If a line in the following entries contains the string "blue", it counts toward the total; report only that total.

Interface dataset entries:
[Start of Attachment]
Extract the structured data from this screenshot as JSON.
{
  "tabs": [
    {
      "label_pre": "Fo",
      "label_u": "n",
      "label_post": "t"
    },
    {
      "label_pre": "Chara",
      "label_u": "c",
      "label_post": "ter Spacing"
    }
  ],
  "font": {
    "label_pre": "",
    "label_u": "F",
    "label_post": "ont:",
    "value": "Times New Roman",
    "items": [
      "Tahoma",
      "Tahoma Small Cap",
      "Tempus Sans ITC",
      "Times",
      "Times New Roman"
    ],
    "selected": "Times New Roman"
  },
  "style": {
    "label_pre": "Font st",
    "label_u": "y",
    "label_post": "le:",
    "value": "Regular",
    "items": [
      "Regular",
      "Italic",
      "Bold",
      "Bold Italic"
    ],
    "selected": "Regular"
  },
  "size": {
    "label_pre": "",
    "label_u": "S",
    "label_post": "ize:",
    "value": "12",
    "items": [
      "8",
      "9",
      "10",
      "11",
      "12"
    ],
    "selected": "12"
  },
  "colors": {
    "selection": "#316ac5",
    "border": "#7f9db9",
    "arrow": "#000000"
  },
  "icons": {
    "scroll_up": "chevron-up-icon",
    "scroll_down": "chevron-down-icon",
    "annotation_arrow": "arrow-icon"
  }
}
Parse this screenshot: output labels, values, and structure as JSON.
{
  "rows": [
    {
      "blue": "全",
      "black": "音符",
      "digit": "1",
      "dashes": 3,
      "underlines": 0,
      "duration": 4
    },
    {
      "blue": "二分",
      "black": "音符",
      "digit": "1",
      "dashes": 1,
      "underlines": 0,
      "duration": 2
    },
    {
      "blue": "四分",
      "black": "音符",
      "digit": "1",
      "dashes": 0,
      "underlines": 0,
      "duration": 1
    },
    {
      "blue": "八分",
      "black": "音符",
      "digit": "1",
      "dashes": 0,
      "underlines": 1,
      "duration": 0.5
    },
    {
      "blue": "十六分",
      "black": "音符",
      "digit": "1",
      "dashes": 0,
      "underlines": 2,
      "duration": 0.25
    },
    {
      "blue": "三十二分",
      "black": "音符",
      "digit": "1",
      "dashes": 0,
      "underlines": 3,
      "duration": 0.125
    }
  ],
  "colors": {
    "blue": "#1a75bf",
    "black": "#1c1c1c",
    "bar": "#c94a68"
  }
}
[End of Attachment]
> **Exercise output**
7